** PROBLEM STATEMENT **
On every line of the listing, check for "Contentful"; copy the lines that have it.

** RECORDS FOR PROCESSING **
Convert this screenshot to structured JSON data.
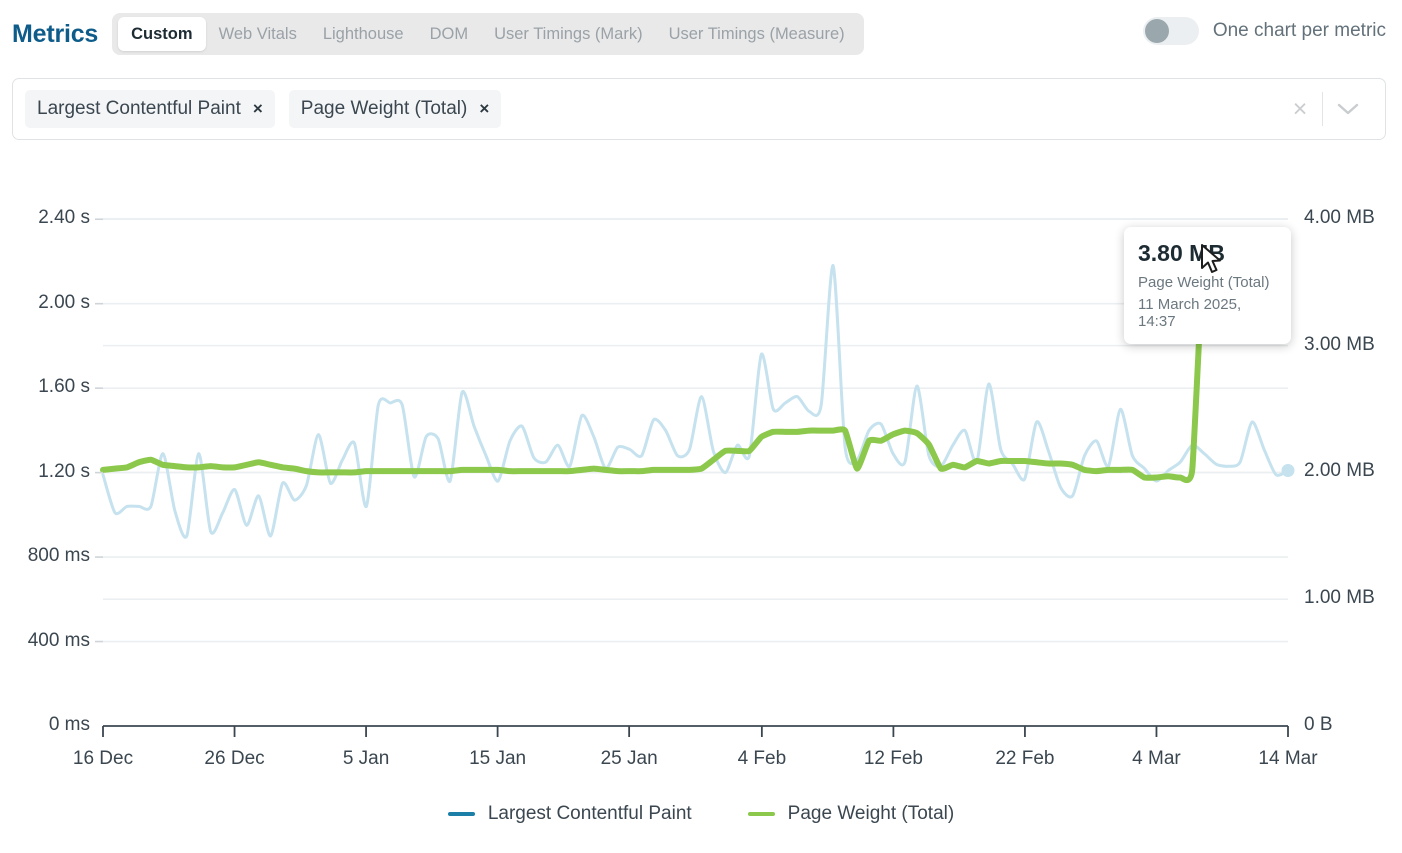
{
  "header": {
    "title": "Metrics",
    "tabs": [
      {
        "label": "Custom",
        "active": true
      },
      {
        "label": "Web Vitals",
        "active": false
      },
      {
        "label": "Lighthouse",
        "active": false
      },
      {
        "label": "DOM",
        "active": false
      },
      {
        "label": "User Timings (Mark)",
        "active": false
      },
      {
        "label": "User Timings (Measure)",
        "active": false
      }
    ],
    "toggle": {
      "label": "One chart per metric",
      "state": "off"
    }
  },
  "metric_select": {
    "chips": [
      {
        "label": "Largest Contentful Paint",
        "remove": "×"
      },
      {
        "label": "Page Weight (Total)",
        "remove": "×"
      }
    ],
    "clear_all": "×",
    "chevron": "chevron-down"
  },
  "tooltip": {
    "value": "3.80 MB",
    "metric": "Page Weight (Total)",
    "date": "11 March 2025, 14:37"
  },
  "colors": {
    "lcp": "#c5e2ee",
    "page_weight": "#8cc84b",
    "lcp_legend": "#1b7fa8",
    "title": "#0e5c8a",
    "grid": "#eceff1",
    "axis": "#3b4750"
  },
  "chart_data": {
    "type": "line",
    "title": "",
    "xlabel": "",
    "grid": true,
    "legend_position": "bottom",
    "x_tick_labels": [
      "16 Dec",
      "26 Dec",
      "5 Jan",
      "15 Jan",
      "25 Jan",
      "4 Feb",
      "12 Feb",
      "22 Feb",
      "4 Mar",
      "14 Mar"
    ],
    "x_tick_positions": [
      0,
      0.111,
      0.222,
      0.333,
      0.444,
      0.556,
      0.667,
      0.778,
      0.889,
      1.0
    ],
    "axes": [
      {
        "side": "left",
        "name": "Largest Contentful Paint",
        "unit": "time",
        "tick_labels": [
          "2.40 s",
          "2.00 s",
          "1.60 s",
          "1.20 s",
          "800 ms",
          "400 ms",
          "0 ms"
        ],
        "tick_values": [
          2400,
          2000,
          1600,
          1200,
          800,
          400,
          0
        ],
        "ylim": [
          0,
          2600
        ]
      },
      {
        "side": "right",
        "name": "Page Weight (Total)",
        "unit": "bytes",
        "tick_labels": [
          "4.00 MB",
          "3.00 MB",
          "2.00 MB",
          "1.00 MB",
          "0 B"
        ],
        "tick_values": [
          4.0,
          3.0,
          2.0,
          1.0,
          0.0
        ],
        "ylim": [
          0,
          4.33
        ]
      }
    ],
    "series": [
      {
        "name": "Largest Contentful Paint",
        "axis": "left",
        "unit": "ms",
        "color": "#c5e2ee",
        "legend_color": "#1b7fa8",
        "line_width": 3,
        "end_marker": true,
        "values": [
          1190,
          1010,
          1040,
          1040,
          1040,
          1290,
          1020,
          900,
          1290,
          920,
          1010,
          1120,
          950,
          1090,
          900,
          1150,
          1070,
          1140,
          1380,
          1150,
          1260,
          1340,
          1040,
          1520,
          1530,
          1520,
          1180,
          1370,
          1360,
          1160,
          1580,
          1420,
          1280,
          1160,
          1350,
          1420,
          1270,
          1250,
          1330,
          1230,
          1470,
          1370,
          1220,
          1320,
          1310,
          1280,
          1450,
          1400,
          1280,
          1310,
          1560,
          1300,
          1200,
          1330,
          1280,
          1760,
          1500,
          1530,
          1560,
          1490,
          1520,
          2180,
          1320,
          1260,
          1400,
          1430,
          1290,
          1250,
          1610,
          1280,
          1230,
          1330,
          1400,
          1250,
          1620,
          1310,
          1240,
          1170,
          1440,
          1300,
          1130,
          1090,
          1280,
          1350,
          1230,
          1500,
          1280,
          1220,
          1160,
          1210,
          1250,
          1330,
          1290,
          1240,
          1230,
          1250,
          1440,
          1310,
          1190,
          1210
        ]
      },
      {
        "name": "Page Weight (Total)",
        "axis": "right",
        "unit": "MB",
        "color": "#8cc84b",
        "legend_color": "#8cc84b",
        "line_width": 6,
        "values": [
          2.02,
          2.03,
          2.04,
          2.08,
          2.1,
          2.06,
          2.05,
          2.04,
          2.04,
          2.05,
          2.04,
          2.04,
          2.06,
          2.08,
          2.06,
          2.04,
          2.03,
          2.01,
          2.0,
          2.0,
          2.0,
          2.0,
          2.01,
          2.01,
          2.01,
          2.01,
          2.01,
          2.01,
          2.01,
          2.01,
          2.02,
          2.02,
          2.02,
          2.02,
          2.01,
          2.01,
          2.01,
          2.01,
          2.01,
          2.01,
          2.02,
          2.03,
          2.02,
          2.01,
          2.01,
          2.01,
          2.02,
          2.02,
          2.02,
          2.02,
          2.03,
          2.1,
          2.17,
          2.17,
          2.17,
          2.28,
          2.32,
          2.32,
          2.32,
          2.33,
          2.33,
          2.33,
          2.33,
          2.03,
          2.25,
          2.25,
          2.3,
          2.33,
          2.31,
          2.22,
          2.03,
          2.06,
          2.04,
          2.09,
          2.07,
          2.09,
          2.09,
          2.09,
          2.08,
          2.07,
          2.07,
          2.06,
          2.02,
          2.01,
          2.02,
          2.02,
          2.02,
          1.96,
          1.96,
          1.97,
          1.96,
          2.02,
          3.8,
          3.78,
          3.78,
          3.76,
          3.72,
          3.7,
          3.7,
          3.7
        ]
      }
    ],
    "highlight_point": {
      "series": "Page Weight (Total)",
      "index": 92,
      "value": 3.8,
      "label": "3.80 MB",
      "date": "11 March 2025, 14:37",
      "marker": "diamond"
    }
  },
  "legend": [
    {
      "label": "Largest Contentful Paint",
      "color": "#1b7fa8"
    },
    {
      "label": "Page Weight (Total)",
      "color": "#8cc84b"
    }
  ]
}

** TASK ANSWER **
        "label": "Largest Contentful Paint",
        "name": "Largest Contentful Paint",
        "name": "Largest Contentful Paint",
      "label": "Largest Contentful Paint",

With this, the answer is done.